ASSIGNED TASK
Please copy out every line in the entries that includes the word "settings".

START ENTRIES PROVIDED

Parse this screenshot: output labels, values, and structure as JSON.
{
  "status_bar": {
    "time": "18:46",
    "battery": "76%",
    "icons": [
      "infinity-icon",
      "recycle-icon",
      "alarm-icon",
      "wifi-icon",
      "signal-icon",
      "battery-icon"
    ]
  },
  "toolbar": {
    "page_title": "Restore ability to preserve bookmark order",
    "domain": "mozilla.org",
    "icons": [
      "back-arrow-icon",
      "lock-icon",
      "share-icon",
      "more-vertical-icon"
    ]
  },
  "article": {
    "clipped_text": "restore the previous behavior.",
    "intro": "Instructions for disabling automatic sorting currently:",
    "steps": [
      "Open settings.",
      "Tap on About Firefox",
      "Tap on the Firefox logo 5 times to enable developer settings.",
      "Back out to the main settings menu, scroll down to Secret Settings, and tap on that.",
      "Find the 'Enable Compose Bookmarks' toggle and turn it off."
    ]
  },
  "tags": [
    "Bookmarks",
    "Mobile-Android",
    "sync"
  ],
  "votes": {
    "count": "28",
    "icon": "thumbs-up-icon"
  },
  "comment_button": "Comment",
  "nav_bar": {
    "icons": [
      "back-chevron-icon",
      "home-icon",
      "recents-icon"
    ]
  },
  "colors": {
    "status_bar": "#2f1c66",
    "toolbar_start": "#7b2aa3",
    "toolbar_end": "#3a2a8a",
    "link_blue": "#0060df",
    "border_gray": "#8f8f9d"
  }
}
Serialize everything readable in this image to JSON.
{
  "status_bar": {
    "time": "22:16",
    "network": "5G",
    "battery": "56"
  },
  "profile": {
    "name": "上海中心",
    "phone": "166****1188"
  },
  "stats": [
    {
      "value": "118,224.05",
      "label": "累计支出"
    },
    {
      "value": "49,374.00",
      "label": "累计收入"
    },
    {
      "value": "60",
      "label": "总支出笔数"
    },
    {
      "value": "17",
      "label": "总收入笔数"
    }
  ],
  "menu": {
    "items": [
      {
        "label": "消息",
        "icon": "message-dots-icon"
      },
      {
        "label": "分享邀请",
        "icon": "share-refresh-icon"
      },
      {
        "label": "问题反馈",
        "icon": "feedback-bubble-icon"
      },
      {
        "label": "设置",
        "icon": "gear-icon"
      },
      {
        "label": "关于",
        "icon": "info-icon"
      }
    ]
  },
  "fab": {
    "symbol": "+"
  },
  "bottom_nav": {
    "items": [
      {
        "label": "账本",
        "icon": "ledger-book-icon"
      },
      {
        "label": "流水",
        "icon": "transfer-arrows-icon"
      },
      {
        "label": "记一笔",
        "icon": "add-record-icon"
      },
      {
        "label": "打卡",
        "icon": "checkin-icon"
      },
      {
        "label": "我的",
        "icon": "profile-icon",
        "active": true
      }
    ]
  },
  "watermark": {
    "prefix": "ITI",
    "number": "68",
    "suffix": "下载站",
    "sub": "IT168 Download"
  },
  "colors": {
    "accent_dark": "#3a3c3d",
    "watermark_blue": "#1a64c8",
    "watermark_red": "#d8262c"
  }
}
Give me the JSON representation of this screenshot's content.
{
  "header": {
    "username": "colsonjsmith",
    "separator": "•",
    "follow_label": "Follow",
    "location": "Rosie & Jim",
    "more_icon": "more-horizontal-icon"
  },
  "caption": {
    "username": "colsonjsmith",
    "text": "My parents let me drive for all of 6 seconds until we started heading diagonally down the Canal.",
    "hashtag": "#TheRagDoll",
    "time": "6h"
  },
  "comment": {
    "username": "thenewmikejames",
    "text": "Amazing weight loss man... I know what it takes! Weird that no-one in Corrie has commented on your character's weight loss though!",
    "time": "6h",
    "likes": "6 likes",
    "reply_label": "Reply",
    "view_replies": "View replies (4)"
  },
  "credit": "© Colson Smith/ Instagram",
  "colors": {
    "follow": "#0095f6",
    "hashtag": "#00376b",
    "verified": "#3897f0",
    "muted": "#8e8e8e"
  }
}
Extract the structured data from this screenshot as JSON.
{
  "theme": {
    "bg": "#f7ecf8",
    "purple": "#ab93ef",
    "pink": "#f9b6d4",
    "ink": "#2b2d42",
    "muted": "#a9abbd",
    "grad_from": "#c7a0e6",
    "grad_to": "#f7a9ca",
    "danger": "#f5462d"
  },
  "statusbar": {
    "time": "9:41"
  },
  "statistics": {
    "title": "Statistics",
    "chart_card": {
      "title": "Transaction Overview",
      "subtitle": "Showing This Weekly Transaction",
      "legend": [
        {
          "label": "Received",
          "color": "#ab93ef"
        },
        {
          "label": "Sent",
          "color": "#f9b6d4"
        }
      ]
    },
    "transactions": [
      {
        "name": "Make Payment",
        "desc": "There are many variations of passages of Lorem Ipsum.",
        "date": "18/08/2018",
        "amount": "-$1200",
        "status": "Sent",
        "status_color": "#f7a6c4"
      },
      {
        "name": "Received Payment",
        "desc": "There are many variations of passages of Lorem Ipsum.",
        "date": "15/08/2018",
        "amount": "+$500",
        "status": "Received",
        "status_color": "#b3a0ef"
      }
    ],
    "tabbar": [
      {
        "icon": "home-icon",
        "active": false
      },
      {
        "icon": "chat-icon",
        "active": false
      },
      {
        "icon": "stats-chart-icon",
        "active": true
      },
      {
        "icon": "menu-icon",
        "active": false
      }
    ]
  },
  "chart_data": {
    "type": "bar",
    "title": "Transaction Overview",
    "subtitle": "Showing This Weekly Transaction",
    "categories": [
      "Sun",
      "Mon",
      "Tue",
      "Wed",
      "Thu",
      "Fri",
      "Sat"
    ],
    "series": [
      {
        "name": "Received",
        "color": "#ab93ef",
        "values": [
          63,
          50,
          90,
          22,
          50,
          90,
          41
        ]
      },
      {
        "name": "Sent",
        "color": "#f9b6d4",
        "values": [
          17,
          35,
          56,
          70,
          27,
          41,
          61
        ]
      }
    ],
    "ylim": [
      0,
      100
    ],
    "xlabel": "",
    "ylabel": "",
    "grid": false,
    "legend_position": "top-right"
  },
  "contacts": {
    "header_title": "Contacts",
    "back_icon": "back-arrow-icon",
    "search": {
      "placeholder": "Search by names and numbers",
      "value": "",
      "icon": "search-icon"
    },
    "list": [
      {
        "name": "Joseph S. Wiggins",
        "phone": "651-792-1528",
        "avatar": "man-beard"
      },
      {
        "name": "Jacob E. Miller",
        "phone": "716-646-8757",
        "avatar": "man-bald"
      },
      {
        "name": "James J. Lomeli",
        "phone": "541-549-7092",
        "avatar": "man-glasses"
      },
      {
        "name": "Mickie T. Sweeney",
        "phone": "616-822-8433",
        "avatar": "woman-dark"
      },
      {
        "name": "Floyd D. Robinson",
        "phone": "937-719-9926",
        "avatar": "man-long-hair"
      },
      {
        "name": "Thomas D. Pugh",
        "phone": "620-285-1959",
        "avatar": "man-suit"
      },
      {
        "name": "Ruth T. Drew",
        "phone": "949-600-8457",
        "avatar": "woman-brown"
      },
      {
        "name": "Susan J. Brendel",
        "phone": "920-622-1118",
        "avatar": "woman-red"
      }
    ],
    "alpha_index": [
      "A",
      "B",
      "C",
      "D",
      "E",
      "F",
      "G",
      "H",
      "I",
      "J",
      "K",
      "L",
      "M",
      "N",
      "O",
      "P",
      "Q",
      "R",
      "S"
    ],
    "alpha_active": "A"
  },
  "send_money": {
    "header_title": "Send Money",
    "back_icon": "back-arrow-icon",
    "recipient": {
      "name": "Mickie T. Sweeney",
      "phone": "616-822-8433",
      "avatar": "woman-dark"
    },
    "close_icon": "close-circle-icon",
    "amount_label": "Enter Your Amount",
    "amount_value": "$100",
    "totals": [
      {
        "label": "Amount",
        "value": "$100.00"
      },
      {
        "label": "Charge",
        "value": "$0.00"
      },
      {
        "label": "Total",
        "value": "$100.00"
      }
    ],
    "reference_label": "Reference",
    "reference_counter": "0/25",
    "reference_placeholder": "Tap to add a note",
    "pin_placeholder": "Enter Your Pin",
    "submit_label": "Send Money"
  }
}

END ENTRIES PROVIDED

REPLY TO THE TASK
      "Open settings.",
      "Tap on the Firefox logo 5 times to enable developer settings.",
      "Back out to the main settings menu, scroll down to Secret Settings, and tap on that.",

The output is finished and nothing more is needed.